Volunteer at Rebuilding Together
Carl Hammer has quietly and diligently made an impact on his community since 1991 by working with Rebuilding Together Sacramento, which repairs homes, revitalizes communities and rebuilds lives. Since the organization began in Sacramento, over 6,500 homes and 92 community facilities have been repaired. Carl has looked for ways to be most effective and found a way to give back by raising money to go toward home improvements for his neighbors that would not otherwise afford them, and we are so thank for his work!
Tell us a little about yourself
I am 94 years old, from the South Natomas area, with my wife of 71 years. We have 3 children, 7 grandchildren and 15 great-grandchildren. We moved here in 1990 and started working with Rebuilding Together in 1991. This became my retired life - which means what I now do for work! Also, since I retired, I formed a senior fitness exercise group, which I taught here in Sacramento for 18 years. I now live in a senior complex called The Village in North Natomas.
How are you making a difference in your community?
I work with a nonprofit organization called Rebuilding Together, making it safer for seniors to live in their own homes by installing safety devices. And I don't just do the work on the houses, I also I raise money through making a variety of jams and applesauce; 100% of the sales goes to Rebuilding Together. We make up to 1500 jars a year, which translates to $6,000-$7,000; this funding means that 100+ homes are made safer each year. We are addressing an area of need that other organizations are not participating in (making an effort to keep seniors safe in their own homes). This is important to me because nobody else is doing it, and I am very concerned about the safety and the neglect of seniors.
What inspires your community efforts? Why is the work important to you?
I think the biggest inspiration is the results that we see from our work and the gratitude that we receive from our recipients, as well as the instant gratification that our volunteers receive.
What accomplishment are you most proud of?
I was able to organize the Home Safety Program with Rebuilding Together in 2000. And that program has grown to great proportions - we have served over 3,700 seniors with volunteers, means we can offer it at no cost to the seniors.

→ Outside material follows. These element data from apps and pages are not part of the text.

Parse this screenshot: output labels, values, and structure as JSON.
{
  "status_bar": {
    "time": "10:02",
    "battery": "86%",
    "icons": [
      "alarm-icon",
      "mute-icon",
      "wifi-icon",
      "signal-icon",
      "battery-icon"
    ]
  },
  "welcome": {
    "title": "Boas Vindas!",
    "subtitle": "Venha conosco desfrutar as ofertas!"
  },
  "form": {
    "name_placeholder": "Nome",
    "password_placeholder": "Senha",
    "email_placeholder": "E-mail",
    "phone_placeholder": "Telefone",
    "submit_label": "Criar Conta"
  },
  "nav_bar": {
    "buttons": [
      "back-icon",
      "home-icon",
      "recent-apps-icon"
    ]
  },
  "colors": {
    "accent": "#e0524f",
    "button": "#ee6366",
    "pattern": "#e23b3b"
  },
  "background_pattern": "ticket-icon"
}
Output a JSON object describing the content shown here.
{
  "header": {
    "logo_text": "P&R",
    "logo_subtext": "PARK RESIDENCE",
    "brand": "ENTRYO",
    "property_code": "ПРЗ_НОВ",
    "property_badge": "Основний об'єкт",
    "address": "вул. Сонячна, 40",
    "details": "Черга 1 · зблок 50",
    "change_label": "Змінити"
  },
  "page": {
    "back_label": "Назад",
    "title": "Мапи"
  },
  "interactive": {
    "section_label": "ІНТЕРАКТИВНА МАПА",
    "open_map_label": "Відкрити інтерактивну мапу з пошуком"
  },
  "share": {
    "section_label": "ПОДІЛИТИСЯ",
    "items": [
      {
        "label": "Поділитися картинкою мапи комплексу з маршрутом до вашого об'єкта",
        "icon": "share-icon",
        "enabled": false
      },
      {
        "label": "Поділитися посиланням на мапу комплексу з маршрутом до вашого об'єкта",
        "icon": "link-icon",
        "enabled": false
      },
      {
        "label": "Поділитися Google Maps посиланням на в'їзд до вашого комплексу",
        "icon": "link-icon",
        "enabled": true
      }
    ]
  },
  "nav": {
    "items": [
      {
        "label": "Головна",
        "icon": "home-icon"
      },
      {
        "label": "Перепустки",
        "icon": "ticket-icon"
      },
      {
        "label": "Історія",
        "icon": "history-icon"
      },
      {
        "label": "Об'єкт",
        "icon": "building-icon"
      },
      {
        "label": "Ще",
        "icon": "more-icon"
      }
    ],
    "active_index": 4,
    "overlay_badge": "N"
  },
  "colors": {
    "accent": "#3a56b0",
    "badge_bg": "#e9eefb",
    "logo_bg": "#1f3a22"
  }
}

We also have a program, which is fee-for-service, for people who can afford to have the work done (which is at a nominal fee).
What have you struggled most with in your life?

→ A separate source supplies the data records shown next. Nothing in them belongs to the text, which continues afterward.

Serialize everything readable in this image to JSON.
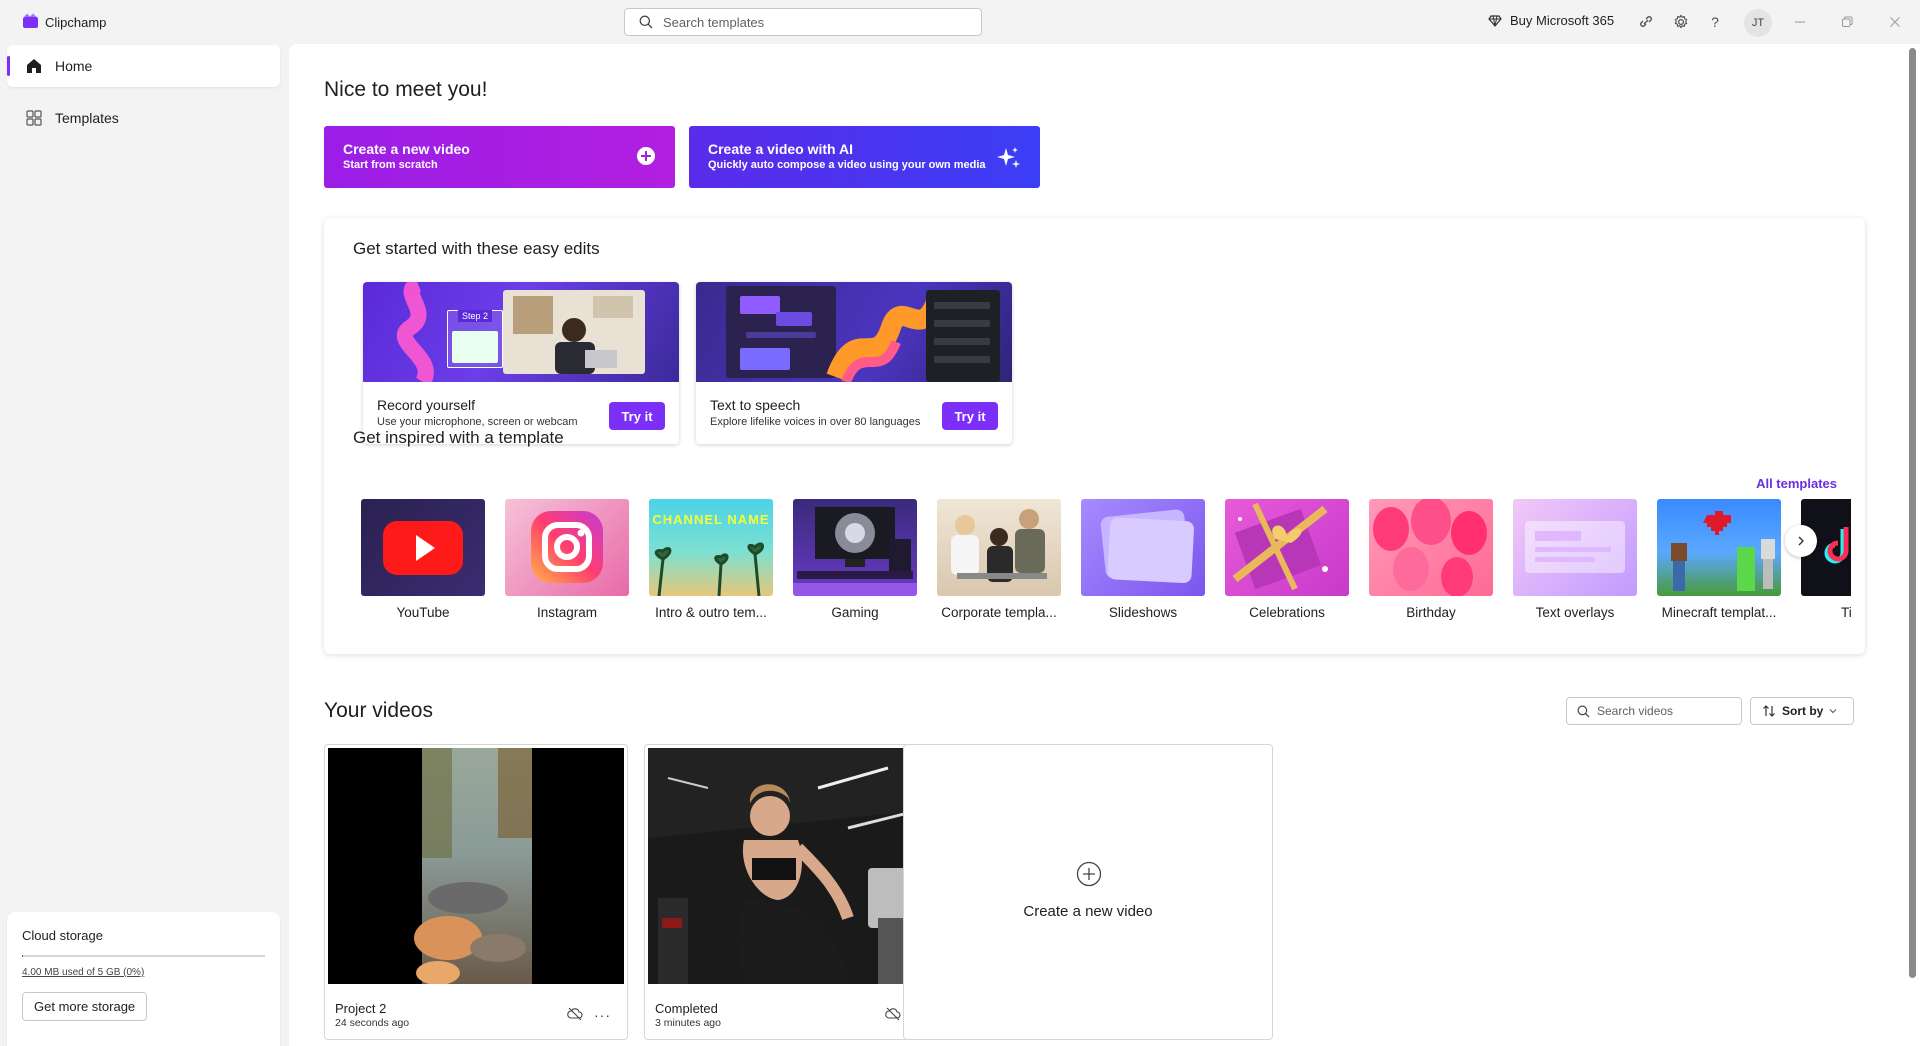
{
  "app": {
    "name": "Clipchamp"
  },
  "titlebar": {
    "search_placeholder": "Search templates",
    "buy_label": "Buy Microsoft 365",
    "avatar_initials": "JT"
  },
  "sidebar": {
    "items": [
      {
        "label": "Home"
      },
      {
        "label": "Templates"
      }
    ],
    "storage": {
      "title": "Cloud storage",
      "used_label": "4.00 MB used of 5 GB (0%)",
      "used_fraction": 0.0008,
      "button_label": "Get more storage"
    }
  },
  "main": {
    "greeting": "Nice to meet you!",
    "cta": [
      {
        "title": "Create a new video",
        "subtitle": "Start from scratch"
      },
      {
        "title": "Create a video with AI",
        "subtitle": "Quickly auto compose a video using your own media"
      }
    ],
    "easy_edits": {
      "heading": "Get started with these easy edits",
      "cards": [
        {
          "title": "Record yourself",
          "subtitle": "Use your microphone, screen or webcam",
          "button": "Try it",
          "thumb_text": "Step 2"
        },
        {
          "title": "Text to speech",
          "subtitle": "Explore lifelike voices in over 80 languages",
          "button": "Try it"
        }
      ]
    },
    "templates": {
      "heading": "Get inspired with a template",
      "all_label": "All templates",
      "items": [
        {
          "label": "YouTube"
        },
        {
          "label": "Instagram"
        },
        {
          "label": "Intro & outro tem..."
        },
        {
          "label": "Gaming"
        },
        {
          "label": "Corporate templa..."
        },
        {
          "label": "Slideshows"
        },
        {
          "label": "Celebrations"
        },
        {
          "label": "Birthday"
        },
        {
          "label": "Text overlays"
        },
        {
          "label": "Minecraft templat..."
        },
        {
          "label": "TikT"
        }
      ],
      "intro_thumb_text": "CHANNEL NAME"
    },
    "videos": {
      "heading": "Your videos",
      "search_placeholder": "Search videos",
      "sort_label": "Sort by",
      "items": [
        {
          "title": "Project 2",
          "time": "24 seconds ago"
        },
        {
          "title": "Completed",
          "time": "3 minutes ago"
        }
      ],
      "new_video_label": "Create a new video"
    }
  },
  "colors": {
    "accent": "#7b2ff7",
    "cta_primary": "#a21fe4",
    "cta_ai": "#4b35f0",
    "link": "#6b2fe0"
  }
}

I don't really feel like I've had many struggles. There have been challenges, sure, but I generally take things head on, and choose not to see it as a struggle, as such. For my community efforts, financing to keep the program stable is an ongoing challenge that we are always working to resolve.
What kind of lessons do you think are important to instill in future generations?
I think - of course I always think - it's better to give than receive, and the rewards of giving are much greater than those of receiving.
If there is one problem in our community that you wish you could fix, what would it be?
More recognition by the community and the media of the challenges and problems that seniors face. The senior challenges seem to get lost in the rhetoric of the younger generations and politics. I think most people don't think about how much life changes as we age, and things that we once normal are now challenging, and you can't always necessarily solve those problems on your own. For example, housing, being safe in your own home. Transportation, medical care, daily physical care and well-being, and also finances.
How do you decompress?
Take a deep breath! And move on. I do relax a little bit, but to be honest, I haven't really slowed down that much! My grandkids joke that I am more active than they are - and they have small children!